Visually similar to previous 64 hits Donkey Kong Country and Banjo-Kazooie, Conker's Bad Fur Day introduced gamers to a greedy, heavy drinking squirrel on a mission to return home to see his girlfriend.
Unlike the games it's inspired by, Conker's features graphic violence and crude humor that made it a hit with adults. Combine this with great animation, a fantastically detailed world, and awesome audio and you have yourselves one of the best games released just before the 64 came to an end.
The game is so well liked it was remade in 2015 for modern day audiences and is surprisingly on par with the original.
Commonly known as Deadly Arts, G.A.S.P!! Fighters' NEXTream is an awful fighter inspired by classics like Tekken and Virtual Fighter.
Not only does it have a ridiculous title but this game is a tepid fighting simulation with flat characters who possess a variety of boring moves.
The game isn't helped by fidgety controls and a slow frame rate. With only eight main characters to choose from, Deadly Arts is another in the long line of failed 64 fighters.

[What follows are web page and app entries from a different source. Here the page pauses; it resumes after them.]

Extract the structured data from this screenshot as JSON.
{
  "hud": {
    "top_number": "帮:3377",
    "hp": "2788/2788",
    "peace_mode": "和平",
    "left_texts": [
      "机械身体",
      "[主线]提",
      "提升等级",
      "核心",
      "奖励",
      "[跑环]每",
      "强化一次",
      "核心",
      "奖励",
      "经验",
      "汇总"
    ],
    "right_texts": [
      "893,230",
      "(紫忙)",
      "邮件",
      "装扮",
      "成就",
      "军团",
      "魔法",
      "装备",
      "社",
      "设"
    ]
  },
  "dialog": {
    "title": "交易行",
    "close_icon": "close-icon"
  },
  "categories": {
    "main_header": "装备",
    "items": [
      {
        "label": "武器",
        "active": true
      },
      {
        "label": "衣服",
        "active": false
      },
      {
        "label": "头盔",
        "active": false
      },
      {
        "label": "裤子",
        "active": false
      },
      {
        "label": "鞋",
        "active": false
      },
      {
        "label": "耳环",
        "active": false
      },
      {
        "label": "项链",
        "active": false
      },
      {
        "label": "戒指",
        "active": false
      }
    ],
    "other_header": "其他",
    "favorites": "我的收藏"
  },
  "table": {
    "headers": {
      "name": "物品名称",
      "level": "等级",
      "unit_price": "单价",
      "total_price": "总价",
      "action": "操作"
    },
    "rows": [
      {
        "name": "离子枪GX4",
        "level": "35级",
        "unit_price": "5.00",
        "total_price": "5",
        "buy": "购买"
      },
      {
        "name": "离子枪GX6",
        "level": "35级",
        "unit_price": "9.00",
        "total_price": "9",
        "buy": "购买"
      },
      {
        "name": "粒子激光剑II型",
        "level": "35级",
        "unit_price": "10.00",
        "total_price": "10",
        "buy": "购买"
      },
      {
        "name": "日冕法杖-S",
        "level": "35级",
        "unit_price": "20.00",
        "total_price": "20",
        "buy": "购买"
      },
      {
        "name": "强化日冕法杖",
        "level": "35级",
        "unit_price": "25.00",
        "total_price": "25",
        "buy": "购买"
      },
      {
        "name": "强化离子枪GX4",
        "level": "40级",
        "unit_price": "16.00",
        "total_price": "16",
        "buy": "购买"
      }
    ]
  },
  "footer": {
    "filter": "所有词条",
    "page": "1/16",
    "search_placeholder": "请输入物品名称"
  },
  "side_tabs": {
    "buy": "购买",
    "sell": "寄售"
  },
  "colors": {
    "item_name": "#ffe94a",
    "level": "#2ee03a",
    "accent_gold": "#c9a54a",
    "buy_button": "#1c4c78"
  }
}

This arcade-style racer is part of the Rush franchise and features a bunch of tracks to race around in futuristic San Francisco. The game includes a number of excellent game modes - including a stunt mode, deathmatch battle mode, and race mode - as players manoeuver their flying cars through a variety of tracks.
As well as being a fun game to play solo or with friends, San Francisco Rush 2049 has a hard-hitting drum & bass soundtrack that suits the hectic racing.
South Park remains one of the funniest animated television shows but this 2000 video game is anything but a laughing matter. A Mario Kart-style rip-off, South Park: Rally allows you to choose characters from the show and race around various tracks as you try to win the rally outright.
While Trey Parker and Matt Stone do lend their voices to the game, they had no involvement in the actual creation of the game, which is probably why the storyline and dialogue are horrible.
This third-person action romp is often forgotten about but well worth investigating. As part of the Jet Force Gemini team, you must attempt to stop the alien tyrant Mizar and his army from taking over the universe.
You have a variety of weapons at your disposal as you search the galaxy taking out alien hordes and freeing hostages. The action is non-stop as the alien enemies increase in numbers and difficulty the further you get in the game. The 3D world is well developed and offers an enjoyable shooter with some great graphics and level creations.
As I type this, Simon & Garfunkel's "The Sounds Of Silence" is playing and no song describes this game better. Superman 64 is a disaster on all fronts. Delayed multiple times and partly responsible for the collapse of developer Titus Interactive, nothing good came from this title.
Absurd A.I., blocky graphics, terrible sound, and virtually no gameplay make Superman 64 hands down one of the worst games I've ever played in my short life. Just stay away, please.
Released exclusively for the Nintendo 64, this first-person shooter is another epic adventure set in the Turok universe. This time around, players can choose between Danielle and Joseph who both possess different skills that have their advantages.
With 16 different weapons available and a multiplayer mode that includes 42 different maps, you'll never get bored of playing this one.
The science fiction influenced plot follows the events of Turok 2: Seeds Of Evil and features a fantastic solo campaign. While it might not reach the heights of GoldenEye 007 or Perfect Dark, Turok 3 is probably the third best first-person shooter on the 64.